The Progressive Importance of Sin upon Free Will
And now we're machines, and have always been machines. Haven't you heard? Everything is predetermined, and our increasingly scientific self will cause us to understand that we're not actually making decisions. We have no free will, which is an attempt to say that, if we never committed any given sin, then it is not in us to have done so; and, if we have committed any given sin, it was the fault of genes or demons.
When did the first great human thinker conclude that he had no free will because he had only eaten because he was hungry, and not because he "really" wanted to eat? A marvelous feat of science, that. Of course, once we have luminous nuclear imaging and understand the entire genetic code, we'll be able to perfectly predict the future of the planet. Being that we're now so much more advanced than those who could only figure out that a person, sufficiently bashed in the head, was less able to think, ergo the soul was nonexistent, it's an entirely different conclusion to say that genes control behavior, and that no one actually exists, even those who think they do.
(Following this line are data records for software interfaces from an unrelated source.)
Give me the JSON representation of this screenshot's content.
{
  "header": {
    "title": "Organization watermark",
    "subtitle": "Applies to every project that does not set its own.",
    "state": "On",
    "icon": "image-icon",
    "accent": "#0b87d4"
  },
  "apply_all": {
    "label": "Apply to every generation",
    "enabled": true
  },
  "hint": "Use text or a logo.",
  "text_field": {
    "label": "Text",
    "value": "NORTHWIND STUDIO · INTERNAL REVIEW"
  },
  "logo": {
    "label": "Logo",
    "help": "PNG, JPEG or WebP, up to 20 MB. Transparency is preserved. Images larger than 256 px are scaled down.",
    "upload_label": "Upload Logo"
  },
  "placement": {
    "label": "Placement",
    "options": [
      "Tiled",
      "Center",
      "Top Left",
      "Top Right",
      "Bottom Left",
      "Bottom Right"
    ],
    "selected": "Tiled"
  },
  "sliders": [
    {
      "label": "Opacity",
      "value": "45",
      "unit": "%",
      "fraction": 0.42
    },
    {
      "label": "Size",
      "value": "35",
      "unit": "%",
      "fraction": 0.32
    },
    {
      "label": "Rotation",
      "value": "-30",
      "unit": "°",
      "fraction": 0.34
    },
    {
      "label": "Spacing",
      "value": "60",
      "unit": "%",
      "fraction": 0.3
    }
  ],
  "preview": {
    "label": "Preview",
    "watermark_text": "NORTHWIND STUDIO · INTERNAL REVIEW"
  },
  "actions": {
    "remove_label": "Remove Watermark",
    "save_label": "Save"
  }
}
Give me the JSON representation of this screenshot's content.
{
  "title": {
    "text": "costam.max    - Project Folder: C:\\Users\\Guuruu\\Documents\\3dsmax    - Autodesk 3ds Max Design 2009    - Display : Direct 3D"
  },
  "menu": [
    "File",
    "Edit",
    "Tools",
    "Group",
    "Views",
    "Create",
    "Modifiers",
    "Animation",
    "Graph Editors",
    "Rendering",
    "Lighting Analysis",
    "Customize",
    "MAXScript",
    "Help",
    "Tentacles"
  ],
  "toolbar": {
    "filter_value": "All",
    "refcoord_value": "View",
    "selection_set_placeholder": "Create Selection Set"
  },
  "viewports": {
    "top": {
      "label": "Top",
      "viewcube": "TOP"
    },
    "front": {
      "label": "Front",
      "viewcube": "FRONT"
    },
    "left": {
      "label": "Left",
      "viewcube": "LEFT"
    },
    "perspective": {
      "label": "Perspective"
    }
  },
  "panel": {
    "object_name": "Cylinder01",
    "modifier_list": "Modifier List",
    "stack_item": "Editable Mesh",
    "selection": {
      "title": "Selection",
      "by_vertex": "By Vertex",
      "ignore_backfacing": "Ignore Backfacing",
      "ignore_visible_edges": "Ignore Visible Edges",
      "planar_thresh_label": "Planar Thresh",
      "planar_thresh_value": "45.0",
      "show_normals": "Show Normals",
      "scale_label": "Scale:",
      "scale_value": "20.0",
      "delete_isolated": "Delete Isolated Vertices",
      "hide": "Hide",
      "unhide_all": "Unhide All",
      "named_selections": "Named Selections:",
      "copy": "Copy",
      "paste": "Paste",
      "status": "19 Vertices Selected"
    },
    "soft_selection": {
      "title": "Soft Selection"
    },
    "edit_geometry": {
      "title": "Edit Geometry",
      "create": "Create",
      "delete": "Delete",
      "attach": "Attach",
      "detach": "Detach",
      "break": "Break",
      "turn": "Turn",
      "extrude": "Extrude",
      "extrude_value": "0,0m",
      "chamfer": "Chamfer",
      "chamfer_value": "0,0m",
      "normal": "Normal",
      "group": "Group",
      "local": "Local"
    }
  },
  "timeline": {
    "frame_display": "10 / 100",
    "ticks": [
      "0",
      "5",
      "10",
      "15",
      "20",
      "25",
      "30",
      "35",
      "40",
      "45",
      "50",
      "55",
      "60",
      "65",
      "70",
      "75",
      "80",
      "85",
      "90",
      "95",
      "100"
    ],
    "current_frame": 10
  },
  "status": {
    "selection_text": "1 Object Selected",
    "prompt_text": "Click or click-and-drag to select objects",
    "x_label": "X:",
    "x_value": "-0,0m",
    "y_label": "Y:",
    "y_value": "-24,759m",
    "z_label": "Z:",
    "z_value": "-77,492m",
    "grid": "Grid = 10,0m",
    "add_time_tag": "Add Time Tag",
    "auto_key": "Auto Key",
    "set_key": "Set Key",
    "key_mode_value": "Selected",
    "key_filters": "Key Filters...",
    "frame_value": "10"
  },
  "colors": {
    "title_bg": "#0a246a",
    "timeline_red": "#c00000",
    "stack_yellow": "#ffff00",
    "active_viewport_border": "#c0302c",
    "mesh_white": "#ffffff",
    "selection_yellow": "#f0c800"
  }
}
Original Sin, as it were, flits about all these flights of fancy, for it is our fear of who we are--or who we might have been--that causes us to want to not exist. Both the good stuff and the bad stuff is denied by the materialists: "We're neither noble nor scary, because it's all pretend." The final question of free will, though, is already settled by any given mind, for no one here can correctly tell you that your sense of self is imaginary any more than they can tell you that your love is purely a chemical illusion. Everything here can be said to be purely a chemical illusion, though not in the pejorative sense.
Free will isn't illusionary; it's merely mundane. It's an infinitely diverse and expanding repetitive process that is not, despite sweaty-palmed claims to the contrary, so violent a concept that it must be mere sensory deception. It pays testament to the nihilist's repressed delusions of grandeur that he views the veracity of his potential consciousness to be so firm and so throbbingly engorged that, for it to be real, the laws of quantum mechanics would be shattered wide open, and genes for hair color or toenail growth rate would no longer turn on or off during reproduction. The "cold, hard truth" of experiential physical reality is that it's not that big a deal that the process of interfacing with matter contributes to decisions, or occasionally makes them.